** Opening Records provided block **

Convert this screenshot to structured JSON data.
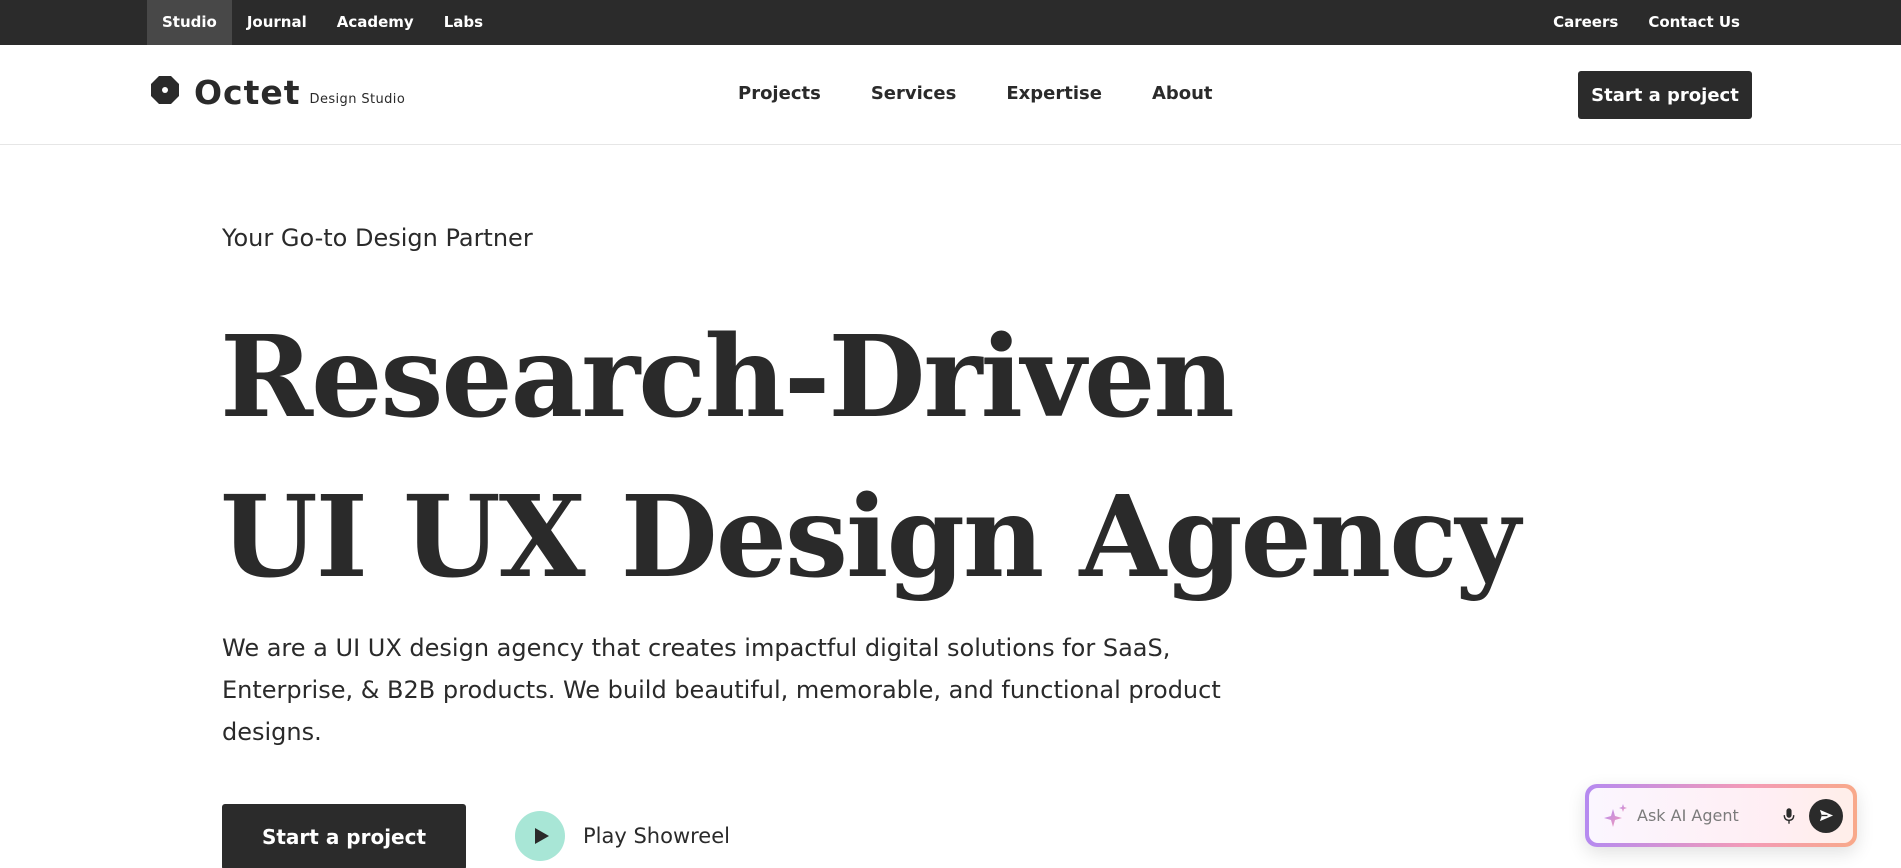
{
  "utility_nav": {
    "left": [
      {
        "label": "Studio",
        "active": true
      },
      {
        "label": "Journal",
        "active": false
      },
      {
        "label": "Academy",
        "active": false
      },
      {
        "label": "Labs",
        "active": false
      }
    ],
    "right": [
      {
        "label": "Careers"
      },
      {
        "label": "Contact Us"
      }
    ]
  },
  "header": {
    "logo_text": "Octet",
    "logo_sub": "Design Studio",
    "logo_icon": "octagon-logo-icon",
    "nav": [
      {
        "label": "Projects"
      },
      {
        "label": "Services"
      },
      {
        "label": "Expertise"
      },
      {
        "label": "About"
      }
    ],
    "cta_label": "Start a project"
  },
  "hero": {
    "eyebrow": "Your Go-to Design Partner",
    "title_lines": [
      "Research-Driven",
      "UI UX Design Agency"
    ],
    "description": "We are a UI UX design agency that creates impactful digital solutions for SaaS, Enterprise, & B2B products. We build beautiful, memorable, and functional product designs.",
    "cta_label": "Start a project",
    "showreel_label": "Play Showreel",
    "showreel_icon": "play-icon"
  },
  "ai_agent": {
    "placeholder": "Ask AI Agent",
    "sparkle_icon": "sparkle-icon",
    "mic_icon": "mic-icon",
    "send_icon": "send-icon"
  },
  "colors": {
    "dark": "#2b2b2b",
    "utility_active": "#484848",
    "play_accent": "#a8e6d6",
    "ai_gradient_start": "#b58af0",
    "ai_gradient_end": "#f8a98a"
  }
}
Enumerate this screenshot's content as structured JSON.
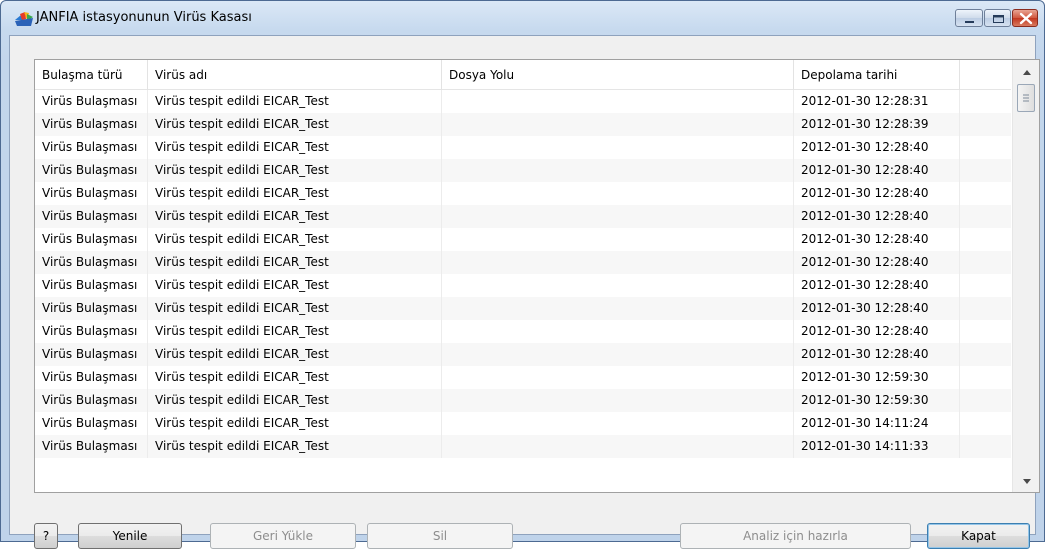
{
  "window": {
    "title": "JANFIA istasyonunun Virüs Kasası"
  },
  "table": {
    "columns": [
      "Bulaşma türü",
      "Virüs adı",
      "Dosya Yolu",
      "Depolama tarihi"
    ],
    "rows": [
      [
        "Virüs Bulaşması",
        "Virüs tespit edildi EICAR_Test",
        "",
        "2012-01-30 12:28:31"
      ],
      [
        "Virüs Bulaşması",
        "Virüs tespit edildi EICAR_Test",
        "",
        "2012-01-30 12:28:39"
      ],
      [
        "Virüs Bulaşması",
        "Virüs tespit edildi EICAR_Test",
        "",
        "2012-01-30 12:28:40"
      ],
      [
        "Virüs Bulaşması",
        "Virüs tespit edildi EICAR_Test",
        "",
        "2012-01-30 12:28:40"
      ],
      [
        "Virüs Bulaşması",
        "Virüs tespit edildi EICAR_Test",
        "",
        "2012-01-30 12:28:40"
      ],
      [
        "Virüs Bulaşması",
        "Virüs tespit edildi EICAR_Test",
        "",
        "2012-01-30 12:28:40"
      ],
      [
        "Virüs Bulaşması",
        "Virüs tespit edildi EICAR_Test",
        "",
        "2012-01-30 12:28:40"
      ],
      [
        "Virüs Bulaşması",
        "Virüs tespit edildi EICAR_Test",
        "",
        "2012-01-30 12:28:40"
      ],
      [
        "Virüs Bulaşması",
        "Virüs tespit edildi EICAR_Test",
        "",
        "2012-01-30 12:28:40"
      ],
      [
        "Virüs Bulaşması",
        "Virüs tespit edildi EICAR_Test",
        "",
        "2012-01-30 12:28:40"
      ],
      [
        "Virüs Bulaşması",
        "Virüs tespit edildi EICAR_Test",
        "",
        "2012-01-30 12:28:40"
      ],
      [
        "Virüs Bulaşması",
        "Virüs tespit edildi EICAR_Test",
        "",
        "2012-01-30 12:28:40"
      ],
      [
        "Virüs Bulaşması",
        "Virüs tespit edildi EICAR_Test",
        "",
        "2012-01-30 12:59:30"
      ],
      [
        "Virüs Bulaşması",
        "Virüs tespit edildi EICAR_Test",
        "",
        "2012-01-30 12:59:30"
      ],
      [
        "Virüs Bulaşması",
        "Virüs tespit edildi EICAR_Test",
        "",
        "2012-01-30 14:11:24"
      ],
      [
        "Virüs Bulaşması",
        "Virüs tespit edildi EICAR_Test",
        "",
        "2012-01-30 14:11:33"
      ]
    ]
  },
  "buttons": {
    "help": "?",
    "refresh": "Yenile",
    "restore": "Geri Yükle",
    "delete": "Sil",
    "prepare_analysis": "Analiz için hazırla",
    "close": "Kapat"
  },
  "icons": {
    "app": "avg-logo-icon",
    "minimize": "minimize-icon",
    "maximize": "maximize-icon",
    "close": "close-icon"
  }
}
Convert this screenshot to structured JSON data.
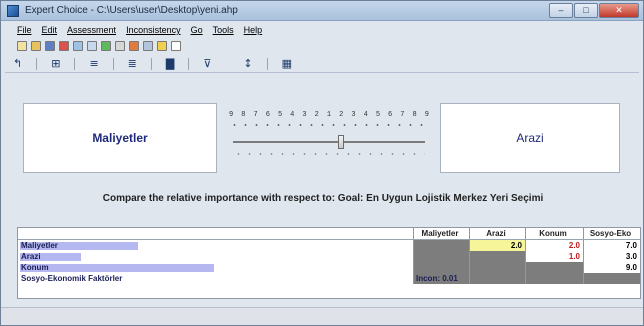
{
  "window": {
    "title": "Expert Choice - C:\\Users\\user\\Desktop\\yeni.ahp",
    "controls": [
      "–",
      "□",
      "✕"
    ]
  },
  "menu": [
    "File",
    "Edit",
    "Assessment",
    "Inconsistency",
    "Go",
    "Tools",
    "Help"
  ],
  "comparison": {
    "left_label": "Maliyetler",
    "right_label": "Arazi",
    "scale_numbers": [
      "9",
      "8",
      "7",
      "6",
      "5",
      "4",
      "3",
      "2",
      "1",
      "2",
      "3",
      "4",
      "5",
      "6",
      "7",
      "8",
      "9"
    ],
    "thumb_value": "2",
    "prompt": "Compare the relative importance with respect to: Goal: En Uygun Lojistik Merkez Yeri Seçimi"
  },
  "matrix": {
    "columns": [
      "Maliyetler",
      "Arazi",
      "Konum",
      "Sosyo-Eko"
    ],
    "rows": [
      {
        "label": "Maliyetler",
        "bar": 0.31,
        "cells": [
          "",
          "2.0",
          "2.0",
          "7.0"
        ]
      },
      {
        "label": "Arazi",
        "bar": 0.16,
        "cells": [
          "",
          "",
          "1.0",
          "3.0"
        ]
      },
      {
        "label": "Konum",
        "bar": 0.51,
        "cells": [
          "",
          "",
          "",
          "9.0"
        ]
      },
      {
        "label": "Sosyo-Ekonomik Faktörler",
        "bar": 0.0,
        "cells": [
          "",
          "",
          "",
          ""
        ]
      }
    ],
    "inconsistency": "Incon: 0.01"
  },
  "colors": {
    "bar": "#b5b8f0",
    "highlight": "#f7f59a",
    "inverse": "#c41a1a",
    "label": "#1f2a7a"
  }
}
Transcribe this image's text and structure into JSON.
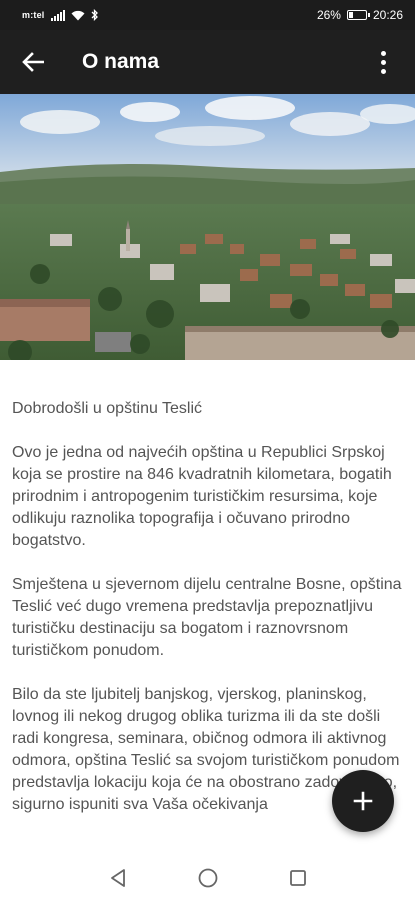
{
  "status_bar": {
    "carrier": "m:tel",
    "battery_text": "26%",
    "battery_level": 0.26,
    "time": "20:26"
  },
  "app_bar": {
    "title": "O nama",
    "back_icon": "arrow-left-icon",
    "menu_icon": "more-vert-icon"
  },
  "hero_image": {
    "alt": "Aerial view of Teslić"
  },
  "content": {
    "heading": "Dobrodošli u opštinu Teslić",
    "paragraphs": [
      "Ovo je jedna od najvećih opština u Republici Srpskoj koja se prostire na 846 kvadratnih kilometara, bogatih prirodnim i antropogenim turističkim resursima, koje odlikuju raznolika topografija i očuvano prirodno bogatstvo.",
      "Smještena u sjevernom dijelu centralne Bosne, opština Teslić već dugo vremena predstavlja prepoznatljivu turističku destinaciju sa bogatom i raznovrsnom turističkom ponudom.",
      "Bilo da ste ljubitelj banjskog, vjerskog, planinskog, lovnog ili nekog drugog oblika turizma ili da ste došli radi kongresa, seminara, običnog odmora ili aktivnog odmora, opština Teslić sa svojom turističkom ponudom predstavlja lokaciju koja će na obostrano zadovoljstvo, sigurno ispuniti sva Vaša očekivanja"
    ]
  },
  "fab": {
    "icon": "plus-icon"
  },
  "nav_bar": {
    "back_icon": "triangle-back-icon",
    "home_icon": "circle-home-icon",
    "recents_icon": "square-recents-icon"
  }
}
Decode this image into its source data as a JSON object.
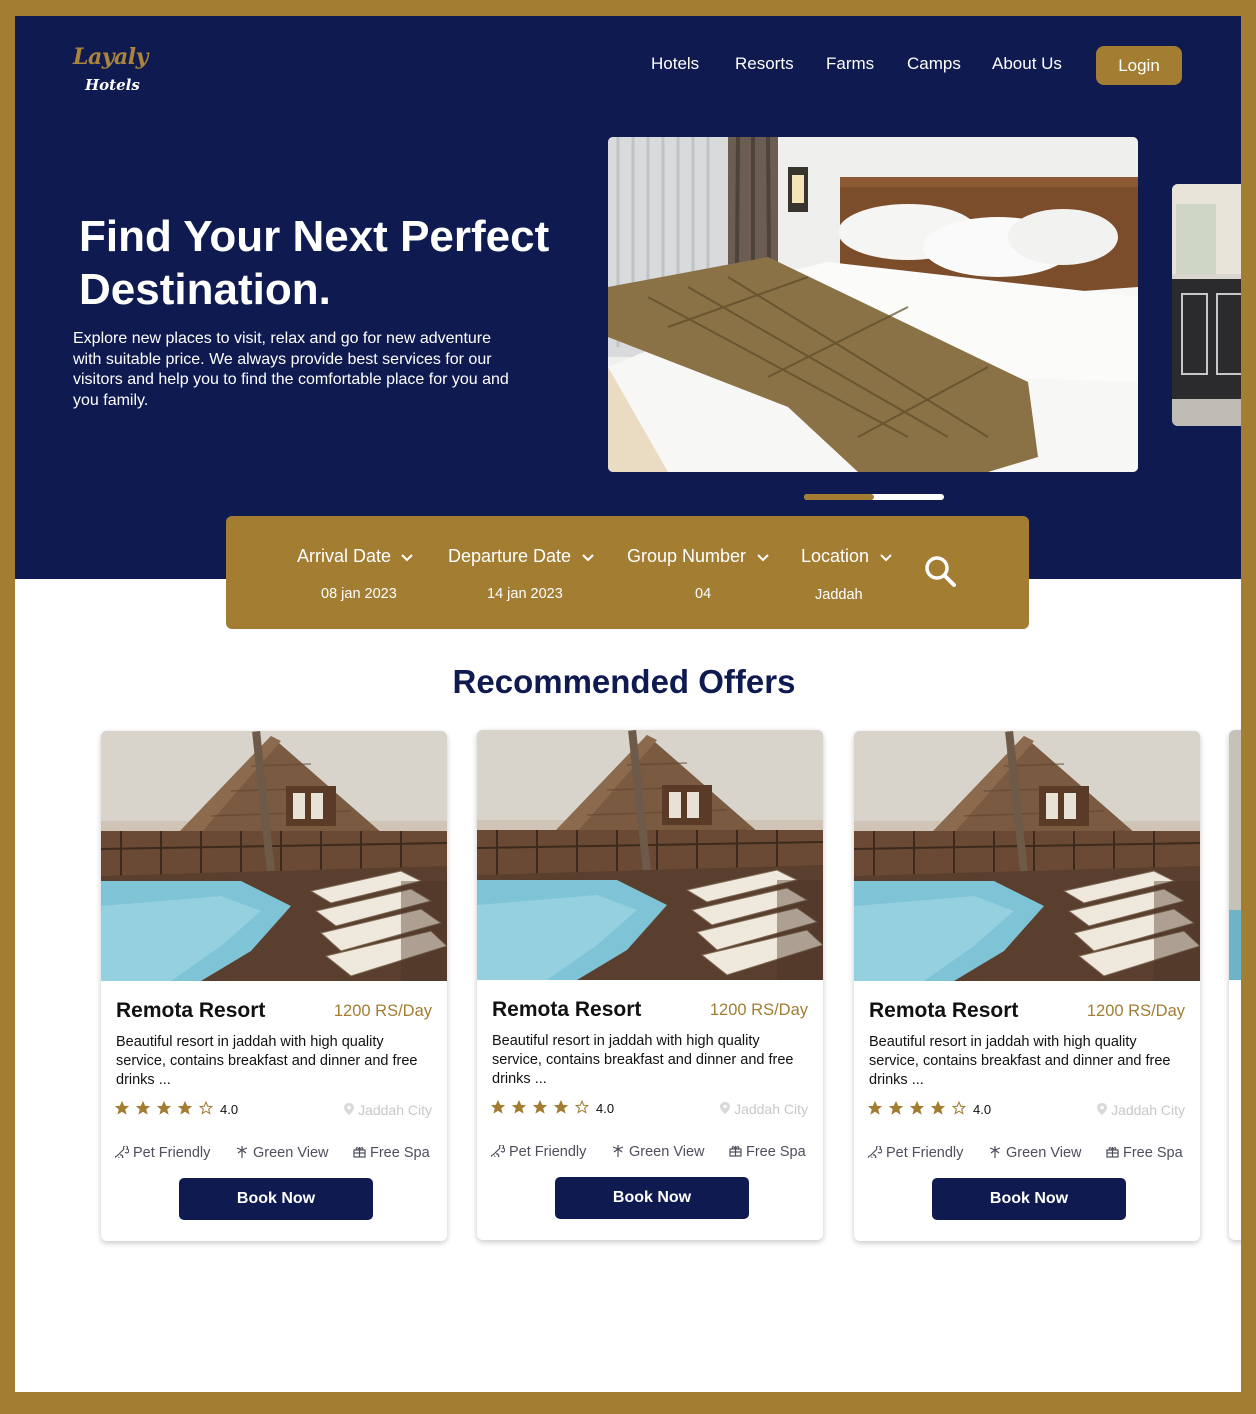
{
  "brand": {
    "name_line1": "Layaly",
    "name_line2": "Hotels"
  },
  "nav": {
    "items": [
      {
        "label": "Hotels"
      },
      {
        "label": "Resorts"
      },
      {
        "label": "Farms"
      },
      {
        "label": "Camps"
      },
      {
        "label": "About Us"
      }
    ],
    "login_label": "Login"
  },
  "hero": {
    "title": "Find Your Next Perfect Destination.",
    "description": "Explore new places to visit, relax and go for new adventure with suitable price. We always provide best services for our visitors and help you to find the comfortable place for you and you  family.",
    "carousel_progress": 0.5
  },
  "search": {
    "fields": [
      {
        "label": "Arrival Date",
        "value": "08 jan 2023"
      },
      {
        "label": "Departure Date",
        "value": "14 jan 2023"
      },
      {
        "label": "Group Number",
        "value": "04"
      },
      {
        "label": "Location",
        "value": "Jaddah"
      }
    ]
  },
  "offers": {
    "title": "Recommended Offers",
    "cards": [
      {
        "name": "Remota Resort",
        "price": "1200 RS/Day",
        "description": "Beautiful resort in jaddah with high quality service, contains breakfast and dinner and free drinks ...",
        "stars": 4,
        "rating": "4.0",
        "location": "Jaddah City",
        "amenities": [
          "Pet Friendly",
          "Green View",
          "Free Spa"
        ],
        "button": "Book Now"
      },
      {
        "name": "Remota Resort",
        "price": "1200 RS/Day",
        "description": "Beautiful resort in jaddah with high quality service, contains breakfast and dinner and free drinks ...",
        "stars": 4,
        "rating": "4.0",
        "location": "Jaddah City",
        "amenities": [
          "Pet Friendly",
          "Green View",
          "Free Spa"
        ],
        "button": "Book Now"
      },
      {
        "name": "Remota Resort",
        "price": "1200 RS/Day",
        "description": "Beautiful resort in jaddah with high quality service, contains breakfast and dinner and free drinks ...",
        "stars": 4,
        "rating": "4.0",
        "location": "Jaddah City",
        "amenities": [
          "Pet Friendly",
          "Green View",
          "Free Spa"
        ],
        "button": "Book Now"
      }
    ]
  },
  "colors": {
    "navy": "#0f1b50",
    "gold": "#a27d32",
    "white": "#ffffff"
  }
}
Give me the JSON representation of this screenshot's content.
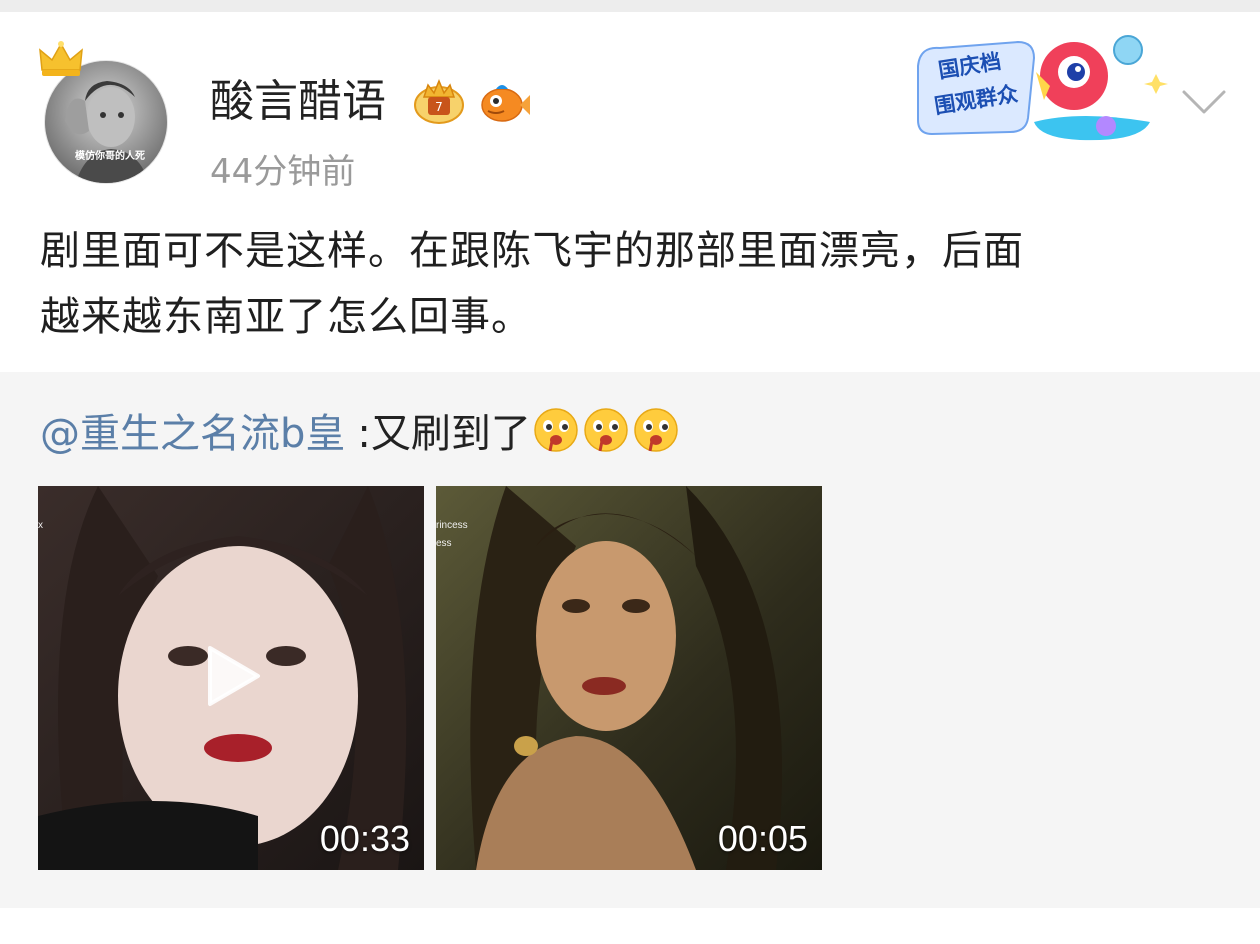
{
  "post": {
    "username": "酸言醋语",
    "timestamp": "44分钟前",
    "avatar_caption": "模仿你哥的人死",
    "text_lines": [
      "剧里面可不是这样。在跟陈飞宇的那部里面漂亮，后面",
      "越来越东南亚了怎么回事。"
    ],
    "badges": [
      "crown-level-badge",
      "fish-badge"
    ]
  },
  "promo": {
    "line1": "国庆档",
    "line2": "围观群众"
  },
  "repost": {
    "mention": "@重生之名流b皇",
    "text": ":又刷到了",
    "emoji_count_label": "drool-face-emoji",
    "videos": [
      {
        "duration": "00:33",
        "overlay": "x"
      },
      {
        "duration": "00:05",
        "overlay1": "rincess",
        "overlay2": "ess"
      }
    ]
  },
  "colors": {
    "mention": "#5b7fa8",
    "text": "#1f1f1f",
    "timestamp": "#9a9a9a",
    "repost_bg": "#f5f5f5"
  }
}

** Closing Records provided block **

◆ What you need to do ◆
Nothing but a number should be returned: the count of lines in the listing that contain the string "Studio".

◆ Final answer ◆
2